Now a man of the tribe of Levi married a Levite woman,
and she became pregnant and gave birth to a son. When she saw that he was a fine child, she hid him for three months.
But when she could hide him no longer, she got a papyrus basket for him and coated it with tar and pitch. Then she placed the child in it and put it among the reeds along the bank of the Nile.
His sister stood at a distance to see what would happen to him.
Then Pharaoh’s daughter went down to the Nile to bathe, and her attendants were walking along the riverbank. She saw the basket among the reeds and sent her female slave to get it.
She opened it and saw the baby.
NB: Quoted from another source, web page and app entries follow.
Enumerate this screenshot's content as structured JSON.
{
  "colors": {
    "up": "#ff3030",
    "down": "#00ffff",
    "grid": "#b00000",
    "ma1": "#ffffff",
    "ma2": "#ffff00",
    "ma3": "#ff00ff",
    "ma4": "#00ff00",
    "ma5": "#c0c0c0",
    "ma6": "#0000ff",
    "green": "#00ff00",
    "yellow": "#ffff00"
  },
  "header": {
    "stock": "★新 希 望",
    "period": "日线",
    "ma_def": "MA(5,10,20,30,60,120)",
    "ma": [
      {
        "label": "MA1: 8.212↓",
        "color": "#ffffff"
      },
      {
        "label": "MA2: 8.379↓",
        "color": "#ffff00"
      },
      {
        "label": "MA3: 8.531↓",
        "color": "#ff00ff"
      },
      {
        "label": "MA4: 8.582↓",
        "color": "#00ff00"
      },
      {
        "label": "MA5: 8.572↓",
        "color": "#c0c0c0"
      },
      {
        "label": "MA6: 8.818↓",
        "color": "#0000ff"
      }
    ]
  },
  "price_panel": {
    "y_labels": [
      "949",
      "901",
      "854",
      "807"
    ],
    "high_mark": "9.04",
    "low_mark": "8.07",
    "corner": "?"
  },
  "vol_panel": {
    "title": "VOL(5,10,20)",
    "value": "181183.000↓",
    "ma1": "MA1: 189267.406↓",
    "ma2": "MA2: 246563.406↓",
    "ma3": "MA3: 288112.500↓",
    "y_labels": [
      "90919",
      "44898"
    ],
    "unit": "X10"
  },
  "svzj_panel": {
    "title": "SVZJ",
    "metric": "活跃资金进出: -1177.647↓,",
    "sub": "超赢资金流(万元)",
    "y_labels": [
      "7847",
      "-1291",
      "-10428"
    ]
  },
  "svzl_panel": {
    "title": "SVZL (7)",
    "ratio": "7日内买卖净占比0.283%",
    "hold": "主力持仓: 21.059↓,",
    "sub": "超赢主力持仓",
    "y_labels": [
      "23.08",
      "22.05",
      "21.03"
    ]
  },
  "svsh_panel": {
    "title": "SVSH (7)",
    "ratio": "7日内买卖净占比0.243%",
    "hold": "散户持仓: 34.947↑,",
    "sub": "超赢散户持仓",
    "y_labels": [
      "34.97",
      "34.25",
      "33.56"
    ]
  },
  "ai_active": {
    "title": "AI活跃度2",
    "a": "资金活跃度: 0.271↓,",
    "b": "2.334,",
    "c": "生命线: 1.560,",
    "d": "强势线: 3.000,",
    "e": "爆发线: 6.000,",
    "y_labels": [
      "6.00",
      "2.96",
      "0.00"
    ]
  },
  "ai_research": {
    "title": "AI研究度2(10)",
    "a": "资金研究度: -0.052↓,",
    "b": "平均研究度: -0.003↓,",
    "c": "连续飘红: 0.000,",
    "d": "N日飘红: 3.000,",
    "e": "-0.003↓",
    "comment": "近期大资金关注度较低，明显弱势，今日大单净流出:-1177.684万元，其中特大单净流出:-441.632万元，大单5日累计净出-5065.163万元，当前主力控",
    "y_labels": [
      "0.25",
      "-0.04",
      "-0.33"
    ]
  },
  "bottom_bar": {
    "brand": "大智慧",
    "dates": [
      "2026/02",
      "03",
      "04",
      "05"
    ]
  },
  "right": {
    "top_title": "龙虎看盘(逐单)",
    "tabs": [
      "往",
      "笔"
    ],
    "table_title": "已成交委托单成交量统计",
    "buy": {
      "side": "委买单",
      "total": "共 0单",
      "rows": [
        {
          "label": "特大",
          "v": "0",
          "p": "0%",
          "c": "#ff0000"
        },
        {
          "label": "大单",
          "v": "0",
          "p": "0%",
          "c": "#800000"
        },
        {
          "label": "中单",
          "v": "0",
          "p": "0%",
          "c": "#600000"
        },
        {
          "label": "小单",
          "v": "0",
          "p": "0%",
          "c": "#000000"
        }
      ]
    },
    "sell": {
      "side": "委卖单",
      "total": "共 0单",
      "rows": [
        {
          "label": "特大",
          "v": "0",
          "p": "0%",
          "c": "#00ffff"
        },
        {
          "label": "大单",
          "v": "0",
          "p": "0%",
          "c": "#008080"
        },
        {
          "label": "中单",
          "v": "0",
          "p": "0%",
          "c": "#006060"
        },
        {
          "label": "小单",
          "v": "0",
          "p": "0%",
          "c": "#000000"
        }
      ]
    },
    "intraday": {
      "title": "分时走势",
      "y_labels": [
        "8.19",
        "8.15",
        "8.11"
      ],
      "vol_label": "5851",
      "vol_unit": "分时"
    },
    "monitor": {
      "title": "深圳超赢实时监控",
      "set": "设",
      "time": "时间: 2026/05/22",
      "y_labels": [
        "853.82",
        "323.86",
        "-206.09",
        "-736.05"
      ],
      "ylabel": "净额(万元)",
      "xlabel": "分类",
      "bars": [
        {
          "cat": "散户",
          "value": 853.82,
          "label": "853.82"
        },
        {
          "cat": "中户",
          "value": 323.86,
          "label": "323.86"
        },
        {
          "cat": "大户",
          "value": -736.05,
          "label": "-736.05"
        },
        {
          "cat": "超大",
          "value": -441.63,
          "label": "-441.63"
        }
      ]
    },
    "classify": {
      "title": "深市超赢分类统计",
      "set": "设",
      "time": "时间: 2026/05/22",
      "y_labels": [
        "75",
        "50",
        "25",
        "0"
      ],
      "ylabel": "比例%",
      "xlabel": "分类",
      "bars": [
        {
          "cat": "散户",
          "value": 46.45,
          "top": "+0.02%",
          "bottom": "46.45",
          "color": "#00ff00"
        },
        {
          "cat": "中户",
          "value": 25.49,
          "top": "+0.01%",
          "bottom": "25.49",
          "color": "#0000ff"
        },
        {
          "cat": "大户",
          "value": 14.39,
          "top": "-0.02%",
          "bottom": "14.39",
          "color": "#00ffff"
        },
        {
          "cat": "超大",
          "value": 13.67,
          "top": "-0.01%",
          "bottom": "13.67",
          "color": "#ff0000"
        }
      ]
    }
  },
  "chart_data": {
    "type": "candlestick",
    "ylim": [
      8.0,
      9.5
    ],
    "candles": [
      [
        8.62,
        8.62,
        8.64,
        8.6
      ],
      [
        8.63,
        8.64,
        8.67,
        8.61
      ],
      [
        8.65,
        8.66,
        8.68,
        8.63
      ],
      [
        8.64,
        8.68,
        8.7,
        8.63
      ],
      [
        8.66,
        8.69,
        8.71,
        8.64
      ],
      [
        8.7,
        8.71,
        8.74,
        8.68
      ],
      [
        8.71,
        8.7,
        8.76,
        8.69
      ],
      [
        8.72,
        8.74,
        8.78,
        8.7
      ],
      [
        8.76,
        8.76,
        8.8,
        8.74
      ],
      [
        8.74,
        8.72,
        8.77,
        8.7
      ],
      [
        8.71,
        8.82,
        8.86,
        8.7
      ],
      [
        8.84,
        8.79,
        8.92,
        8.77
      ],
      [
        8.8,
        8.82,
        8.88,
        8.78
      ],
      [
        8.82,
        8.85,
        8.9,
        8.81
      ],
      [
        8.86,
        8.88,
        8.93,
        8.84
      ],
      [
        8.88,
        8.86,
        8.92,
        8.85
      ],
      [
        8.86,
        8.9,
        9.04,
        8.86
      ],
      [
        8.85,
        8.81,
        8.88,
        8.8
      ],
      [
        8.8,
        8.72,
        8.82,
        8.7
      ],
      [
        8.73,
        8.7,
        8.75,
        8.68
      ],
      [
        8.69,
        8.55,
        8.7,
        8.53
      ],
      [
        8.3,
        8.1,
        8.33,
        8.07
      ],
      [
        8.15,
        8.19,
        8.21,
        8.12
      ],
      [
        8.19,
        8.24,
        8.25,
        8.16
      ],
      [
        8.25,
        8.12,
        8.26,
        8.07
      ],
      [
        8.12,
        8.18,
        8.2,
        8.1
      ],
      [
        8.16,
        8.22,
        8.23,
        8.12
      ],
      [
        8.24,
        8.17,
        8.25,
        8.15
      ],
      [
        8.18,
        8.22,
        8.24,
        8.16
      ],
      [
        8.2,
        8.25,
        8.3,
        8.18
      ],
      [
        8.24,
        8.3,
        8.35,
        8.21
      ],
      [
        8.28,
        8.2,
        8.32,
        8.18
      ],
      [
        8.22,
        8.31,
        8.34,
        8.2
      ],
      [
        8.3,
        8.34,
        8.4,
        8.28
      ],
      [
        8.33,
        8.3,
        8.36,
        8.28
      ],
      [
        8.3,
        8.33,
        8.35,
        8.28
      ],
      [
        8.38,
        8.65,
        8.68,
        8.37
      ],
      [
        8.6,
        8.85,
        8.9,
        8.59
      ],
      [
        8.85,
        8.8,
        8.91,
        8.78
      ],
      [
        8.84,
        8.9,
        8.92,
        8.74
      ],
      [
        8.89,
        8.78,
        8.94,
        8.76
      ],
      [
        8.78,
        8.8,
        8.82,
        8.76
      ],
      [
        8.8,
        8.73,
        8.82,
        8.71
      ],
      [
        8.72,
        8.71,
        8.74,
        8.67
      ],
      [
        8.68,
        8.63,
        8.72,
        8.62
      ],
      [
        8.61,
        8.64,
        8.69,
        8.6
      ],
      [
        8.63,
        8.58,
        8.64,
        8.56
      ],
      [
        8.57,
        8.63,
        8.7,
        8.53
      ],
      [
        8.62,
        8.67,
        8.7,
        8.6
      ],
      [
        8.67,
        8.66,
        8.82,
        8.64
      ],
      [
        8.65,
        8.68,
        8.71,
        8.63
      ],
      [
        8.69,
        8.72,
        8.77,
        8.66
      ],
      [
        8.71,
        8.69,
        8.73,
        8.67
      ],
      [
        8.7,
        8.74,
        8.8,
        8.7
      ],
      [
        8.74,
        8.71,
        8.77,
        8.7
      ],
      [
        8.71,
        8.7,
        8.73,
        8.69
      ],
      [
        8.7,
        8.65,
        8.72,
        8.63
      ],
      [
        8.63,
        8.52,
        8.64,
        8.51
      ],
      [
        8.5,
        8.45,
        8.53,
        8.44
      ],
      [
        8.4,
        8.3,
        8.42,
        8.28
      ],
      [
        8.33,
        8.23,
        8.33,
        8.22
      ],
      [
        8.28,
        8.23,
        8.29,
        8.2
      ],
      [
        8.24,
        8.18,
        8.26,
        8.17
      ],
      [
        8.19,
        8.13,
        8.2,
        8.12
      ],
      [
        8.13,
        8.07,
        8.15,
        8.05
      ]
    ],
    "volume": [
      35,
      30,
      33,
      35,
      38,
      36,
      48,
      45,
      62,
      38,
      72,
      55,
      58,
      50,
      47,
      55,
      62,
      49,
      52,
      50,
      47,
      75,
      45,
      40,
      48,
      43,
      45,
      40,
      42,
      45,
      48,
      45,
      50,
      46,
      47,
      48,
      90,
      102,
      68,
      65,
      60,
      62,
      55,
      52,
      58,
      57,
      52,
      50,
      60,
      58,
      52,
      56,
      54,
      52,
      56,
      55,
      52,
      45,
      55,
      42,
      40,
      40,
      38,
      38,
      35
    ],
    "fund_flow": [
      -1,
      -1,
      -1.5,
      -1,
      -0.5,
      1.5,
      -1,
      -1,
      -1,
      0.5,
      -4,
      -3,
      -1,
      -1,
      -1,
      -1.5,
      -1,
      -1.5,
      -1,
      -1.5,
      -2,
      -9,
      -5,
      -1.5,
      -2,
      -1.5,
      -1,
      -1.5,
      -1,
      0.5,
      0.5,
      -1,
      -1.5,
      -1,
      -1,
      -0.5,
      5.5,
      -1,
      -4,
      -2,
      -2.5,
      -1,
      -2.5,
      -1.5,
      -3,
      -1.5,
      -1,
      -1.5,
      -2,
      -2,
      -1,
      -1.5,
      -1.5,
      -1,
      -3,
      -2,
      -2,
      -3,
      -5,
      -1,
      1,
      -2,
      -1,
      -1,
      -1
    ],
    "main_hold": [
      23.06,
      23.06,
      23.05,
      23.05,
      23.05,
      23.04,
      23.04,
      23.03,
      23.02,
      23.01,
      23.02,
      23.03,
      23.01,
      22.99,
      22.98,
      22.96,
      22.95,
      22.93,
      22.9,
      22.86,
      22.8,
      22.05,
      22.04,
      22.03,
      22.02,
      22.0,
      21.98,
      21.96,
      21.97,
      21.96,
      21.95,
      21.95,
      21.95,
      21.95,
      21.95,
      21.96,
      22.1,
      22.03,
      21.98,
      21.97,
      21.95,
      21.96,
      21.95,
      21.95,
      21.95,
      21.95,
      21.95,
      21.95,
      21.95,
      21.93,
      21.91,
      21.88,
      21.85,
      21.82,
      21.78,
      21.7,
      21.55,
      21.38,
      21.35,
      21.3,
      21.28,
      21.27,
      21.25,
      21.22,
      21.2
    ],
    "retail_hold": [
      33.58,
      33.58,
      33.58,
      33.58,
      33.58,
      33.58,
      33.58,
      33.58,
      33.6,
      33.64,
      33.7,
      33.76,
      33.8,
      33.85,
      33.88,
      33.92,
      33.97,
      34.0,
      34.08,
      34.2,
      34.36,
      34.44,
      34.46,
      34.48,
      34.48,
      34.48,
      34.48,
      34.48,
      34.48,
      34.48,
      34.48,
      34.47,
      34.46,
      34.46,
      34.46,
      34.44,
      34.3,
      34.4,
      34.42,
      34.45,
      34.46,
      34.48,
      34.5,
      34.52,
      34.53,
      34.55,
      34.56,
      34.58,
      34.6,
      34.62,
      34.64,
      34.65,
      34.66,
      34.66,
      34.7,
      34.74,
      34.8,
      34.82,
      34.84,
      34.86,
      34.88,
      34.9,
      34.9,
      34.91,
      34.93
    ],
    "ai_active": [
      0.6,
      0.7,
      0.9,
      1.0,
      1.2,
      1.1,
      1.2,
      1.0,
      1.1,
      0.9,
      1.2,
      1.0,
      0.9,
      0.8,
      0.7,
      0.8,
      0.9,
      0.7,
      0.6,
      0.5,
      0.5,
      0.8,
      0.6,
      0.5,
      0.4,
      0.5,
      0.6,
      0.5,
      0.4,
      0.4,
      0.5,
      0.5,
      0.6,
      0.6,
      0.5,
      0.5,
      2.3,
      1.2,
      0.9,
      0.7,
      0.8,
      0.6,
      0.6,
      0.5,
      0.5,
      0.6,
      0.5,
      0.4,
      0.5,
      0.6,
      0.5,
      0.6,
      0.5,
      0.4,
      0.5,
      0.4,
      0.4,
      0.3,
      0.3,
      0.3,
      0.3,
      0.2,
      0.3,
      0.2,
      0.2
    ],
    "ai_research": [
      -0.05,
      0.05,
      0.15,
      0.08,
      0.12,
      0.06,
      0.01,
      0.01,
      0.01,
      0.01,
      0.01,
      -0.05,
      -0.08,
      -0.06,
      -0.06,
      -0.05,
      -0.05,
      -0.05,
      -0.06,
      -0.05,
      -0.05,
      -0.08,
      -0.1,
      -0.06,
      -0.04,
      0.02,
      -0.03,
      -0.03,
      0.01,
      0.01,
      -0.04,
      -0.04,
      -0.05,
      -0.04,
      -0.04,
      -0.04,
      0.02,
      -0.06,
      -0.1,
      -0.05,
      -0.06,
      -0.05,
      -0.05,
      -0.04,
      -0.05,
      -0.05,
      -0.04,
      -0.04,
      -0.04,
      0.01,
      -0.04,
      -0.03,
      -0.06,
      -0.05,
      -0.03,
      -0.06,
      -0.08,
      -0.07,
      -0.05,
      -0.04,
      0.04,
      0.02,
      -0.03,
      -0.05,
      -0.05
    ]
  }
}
He was crying, and she felt sorry for him. “This is one of the Hebrew babies,” she said.
Then his sister asked Pharaoh’s daughter, “Shall I go and get one of the Hebrew women to nurse the baby for you?”
“Yes, go,” she answered. So the girl went and got the baby’s mother.
Pharaoh’s daughter said to her, “Take this baby and nurse him for me, and I will pay you.” So the woman took the baby and nursed him.
When the child grew older, she took him to Pharaoh’s daughter and he became her son. She named him Moses, saying, “I drew him out of the water.”
One day, after Moses had grown up, he went out to where his own people were and watched them at their hard labor. He saw an Egyptian beating a Hebrew, one of his own people.
Looking this way and that and seeing no one, he killed the Egyptian and hid him in the sand.
The next day he went out and saw two Hebrews fighting. He asked the one in the wrong, “Why are you hitting your fellow Hebrew?”
The man said, “Who made you ruler and judge over us? Are you thinking of killing me as you killed the Egyptian?” Then Moses was afraid and thought, “What I did must have become known.”
When Pharaoh heard of this, he tried to kill Moses, but Moses fled from Pharaoh and went to live in Midian, where he sat down by a well.
Now a priest of Midian had seven daughters, and they came to draw water and fill the troughs to water their father’s flock.